▶ **WORK INSTRUCTION**
Give the number of lines in the data below where the string "Interview" occurs, and nothing else.
------ DATASET ENTRIES
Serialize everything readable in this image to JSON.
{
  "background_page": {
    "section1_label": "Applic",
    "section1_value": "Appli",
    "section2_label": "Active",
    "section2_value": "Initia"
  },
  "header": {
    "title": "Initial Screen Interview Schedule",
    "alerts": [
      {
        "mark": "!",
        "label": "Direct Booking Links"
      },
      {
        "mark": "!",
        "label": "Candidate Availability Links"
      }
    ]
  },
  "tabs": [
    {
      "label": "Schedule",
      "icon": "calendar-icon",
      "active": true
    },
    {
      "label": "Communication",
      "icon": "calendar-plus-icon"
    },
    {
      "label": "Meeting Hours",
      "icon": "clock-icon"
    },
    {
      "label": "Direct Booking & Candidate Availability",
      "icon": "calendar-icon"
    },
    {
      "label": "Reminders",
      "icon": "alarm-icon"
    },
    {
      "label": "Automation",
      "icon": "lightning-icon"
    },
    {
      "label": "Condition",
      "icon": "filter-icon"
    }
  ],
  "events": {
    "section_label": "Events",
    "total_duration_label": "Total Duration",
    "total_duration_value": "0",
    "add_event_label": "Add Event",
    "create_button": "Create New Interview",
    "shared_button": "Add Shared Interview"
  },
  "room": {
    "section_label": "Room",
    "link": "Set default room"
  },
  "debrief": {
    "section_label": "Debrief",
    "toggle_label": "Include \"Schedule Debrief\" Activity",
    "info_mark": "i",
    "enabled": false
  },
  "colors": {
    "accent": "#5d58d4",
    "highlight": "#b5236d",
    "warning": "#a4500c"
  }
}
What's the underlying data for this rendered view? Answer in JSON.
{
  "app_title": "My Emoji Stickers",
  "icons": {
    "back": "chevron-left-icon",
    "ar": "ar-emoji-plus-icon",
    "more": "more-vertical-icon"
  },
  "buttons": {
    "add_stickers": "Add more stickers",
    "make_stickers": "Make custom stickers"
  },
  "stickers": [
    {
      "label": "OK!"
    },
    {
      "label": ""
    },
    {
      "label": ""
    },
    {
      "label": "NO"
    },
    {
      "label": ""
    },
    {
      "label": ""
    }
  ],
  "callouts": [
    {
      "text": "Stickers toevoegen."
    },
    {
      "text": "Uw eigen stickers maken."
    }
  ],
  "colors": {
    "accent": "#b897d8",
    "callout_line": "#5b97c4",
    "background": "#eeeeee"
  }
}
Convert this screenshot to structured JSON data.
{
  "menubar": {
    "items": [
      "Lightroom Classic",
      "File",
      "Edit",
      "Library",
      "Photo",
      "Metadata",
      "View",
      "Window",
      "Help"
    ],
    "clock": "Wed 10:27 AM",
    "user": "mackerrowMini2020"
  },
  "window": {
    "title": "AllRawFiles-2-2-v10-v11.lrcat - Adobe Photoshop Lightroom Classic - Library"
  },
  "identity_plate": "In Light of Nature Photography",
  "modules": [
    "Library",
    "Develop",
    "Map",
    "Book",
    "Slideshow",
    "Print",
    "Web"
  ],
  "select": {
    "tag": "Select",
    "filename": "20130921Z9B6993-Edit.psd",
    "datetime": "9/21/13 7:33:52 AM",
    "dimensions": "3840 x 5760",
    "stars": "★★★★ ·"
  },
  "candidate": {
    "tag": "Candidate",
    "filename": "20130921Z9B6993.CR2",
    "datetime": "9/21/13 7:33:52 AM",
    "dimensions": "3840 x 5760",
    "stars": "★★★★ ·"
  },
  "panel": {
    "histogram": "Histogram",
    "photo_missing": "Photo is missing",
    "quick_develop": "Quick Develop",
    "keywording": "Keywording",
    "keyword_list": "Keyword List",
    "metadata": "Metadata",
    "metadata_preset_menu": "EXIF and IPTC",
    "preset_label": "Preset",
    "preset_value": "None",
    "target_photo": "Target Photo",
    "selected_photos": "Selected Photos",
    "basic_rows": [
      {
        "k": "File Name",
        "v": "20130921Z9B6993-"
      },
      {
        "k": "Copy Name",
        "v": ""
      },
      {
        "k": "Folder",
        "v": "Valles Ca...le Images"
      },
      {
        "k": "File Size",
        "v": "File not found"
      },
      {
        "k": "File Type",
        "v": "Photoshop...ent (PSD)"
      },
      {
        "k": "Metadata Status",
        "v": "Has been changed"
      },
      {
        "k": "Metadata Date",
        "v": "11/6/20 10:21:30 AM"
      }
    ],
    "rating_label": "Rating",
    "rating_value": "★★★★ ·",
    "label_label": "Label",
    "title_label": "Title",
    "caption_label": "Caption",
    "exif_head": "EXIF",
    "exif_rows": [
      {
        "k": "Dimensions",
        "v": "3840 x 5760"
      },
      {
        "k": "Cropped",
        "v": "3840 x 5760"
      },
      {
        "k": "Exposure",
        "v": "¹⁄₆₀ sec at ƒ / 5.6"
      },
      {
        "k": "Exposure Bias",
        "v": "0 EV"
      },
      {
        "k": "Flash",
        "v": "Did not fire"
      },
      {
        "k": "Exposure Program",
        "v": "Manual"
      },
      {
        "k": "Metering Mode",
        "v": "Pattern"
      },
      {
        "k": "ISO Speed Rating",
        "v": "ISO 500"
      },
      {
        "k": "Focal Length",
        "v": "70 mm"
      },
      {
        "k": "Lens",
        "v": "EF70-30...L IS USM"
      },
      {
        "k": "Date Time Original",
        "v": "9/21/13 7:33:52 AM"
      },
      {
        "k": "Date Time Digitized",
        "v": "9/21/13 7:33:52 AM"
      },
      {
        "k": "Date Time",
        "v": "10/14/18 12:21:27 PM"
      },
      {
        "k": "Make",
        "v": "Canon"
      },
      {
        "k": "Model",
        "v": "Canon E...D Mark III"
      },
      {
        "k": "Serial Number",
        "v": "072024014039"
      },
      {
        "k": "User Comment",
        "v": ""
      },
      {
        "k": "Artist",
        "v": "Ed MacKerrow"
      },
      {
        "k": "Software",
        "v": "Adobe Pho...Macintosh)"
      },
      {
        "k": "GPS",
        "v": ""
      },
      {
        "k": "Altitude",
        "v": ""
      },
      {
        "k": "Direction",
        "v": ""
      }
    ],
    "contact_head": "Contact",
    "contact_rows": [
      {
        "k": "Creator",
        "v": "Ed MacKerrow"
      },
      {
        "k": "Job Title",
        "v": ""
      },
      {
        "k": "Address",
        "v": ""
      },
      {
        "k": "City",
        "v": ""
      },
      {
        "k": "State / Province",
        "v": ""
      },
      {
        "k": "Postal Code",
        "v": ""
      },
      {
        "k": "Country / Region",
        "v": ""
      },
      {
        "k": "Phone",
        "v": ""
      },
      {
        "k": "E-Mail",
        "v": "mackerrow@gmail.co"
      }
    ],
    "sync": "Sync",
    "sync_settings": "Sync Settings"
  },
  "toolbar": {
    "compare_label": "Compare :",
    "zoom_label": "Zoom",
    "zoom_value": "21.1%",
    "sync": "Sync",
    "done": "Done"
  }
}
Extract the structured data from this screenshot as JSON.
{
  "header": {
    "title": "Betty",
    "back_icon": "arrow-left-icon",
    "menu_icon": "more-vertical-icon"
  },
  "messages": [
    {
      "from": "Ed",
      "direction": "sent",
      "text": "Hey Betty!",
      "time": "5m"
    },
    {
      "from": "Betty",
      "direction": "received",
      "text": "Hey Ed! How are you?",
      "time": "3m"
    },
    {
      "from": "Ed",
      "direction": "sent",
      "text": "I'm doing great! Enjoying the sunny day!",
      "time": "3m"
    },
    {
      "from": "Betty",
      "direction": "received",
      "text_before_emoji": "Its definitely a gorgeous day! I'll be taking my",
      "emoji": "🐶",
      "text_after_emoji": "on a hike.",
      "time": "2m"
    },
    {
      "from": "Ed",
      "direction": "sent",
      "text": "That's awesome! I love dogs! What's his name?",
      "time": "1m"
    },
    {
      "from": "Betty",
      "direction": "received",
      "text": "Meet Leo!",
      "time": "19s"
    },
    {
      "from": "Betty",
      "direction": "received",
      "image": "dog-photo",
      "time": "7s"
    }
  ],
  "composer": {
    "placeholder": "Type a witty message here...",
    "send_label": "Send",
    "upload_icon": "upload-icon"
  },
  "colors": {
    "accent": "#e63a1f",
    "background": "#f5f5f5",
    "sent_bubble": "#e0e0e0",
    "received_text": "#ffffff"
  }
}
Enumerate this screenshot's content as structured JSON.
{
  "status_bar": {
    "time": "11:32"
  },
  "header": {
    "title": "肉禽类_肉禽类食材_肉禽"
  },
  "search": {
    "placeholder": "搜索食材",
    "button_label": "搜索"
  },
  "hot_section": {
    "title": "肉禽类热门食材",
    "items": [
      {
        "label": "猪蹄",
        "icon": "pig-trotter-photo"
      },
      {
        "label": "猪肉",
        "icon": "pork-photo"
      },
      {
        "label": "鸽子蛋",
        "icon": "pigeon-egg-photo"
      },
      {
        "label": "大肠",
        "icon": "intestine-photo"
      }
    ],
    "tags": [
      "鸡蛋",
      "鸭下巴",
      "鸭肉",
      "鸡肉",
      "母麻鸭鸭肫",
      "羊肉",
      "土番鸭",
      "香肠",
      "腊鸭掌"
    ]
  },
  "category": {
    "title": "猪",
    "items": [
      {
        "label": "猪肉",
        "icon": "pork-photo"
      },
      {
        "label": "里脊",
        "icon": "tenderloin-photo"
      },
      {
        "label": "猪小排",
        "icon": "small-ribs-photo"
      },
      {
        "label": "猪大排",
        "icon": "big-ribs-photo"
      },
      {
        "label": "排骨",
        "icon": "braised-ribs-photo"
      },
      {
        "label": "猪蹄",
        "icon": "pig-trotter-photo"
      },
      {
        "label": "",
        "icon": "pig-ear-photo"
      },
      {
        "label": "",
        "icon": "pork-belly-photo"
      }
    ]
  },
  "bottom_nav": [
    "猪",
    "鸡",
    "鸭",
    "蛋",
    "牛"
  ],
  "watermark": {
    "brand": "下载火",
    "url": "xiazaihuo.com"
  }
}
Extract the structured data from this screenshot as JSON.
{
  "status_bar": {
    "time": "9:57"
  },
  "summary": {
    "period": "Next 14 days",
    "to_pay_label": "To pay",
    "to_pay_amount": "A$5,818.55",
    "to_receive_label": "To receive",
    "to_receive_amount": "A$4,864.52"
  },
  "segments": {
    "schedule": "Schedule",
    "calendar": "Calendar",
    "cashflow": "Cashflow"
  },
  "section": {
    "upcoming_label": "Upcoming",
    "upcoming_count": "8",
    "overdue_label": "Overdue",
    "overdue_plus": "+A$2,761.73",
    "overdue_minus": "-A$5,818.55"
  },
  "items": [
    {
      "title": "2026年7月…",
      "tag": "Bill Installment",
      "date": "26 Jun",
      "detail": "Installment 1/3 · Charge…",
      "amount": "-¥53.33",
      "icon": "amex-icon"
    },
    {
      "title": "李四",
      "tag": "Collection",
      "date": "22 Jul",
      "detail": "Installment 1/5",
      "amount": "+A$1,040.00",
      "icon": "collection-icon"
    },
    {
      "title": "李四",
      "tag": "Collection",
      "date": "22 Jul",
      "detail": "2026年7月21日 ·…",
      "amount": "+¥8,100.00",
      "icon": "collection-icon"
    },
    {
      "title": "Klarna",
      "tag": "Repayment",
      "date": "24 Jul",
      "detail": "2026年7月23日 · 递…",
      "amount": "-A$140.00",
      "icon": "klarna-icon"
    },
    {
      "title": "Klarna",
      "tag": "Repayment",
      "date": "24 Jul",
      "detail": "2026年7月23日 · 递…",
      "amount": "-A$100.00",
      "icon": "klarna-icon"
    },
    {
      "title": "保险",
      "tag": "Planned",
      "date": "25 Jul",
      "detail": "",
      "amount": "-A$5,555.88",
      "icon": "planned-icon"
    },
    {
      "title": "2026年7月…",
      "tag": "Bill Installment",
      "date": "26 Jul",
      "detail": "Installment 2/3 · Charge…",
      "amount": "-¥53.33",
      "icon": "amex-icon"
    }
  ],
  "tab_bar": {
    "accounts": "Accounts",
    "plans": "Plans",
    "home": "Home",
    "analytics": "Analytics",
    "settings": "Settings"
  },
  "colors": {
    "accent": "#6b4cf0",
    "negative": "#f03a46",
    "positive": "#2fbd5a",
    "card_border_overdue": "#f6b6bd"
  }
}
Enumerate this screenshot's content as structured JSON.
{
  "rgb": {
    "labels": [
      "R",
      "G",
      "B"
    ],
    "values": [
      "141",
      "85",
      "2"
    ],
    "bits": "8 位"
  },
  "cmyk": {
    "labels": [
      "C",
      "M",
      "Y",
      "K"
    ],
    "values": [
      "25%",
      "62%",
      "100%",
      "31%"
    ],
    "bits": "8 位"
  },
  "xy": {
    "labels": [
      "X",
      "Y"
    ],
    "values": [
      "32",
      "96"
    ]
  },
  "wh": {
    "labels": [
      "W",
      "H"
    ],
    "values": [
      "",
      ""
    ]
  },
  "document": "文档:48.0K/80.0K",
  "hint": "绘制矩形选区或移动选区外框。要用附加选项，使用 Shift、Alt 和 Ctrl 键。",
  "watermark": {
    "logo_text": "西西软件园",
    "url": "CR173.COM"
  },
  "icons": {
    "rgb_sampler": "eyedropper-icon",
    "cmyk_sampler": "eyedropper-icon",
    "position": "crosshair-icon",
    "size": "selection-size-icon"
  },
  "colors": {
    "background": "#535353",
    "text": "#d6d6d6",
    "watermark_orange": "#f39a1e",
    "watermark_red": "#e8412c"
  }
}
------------
▶ **REPLY**
3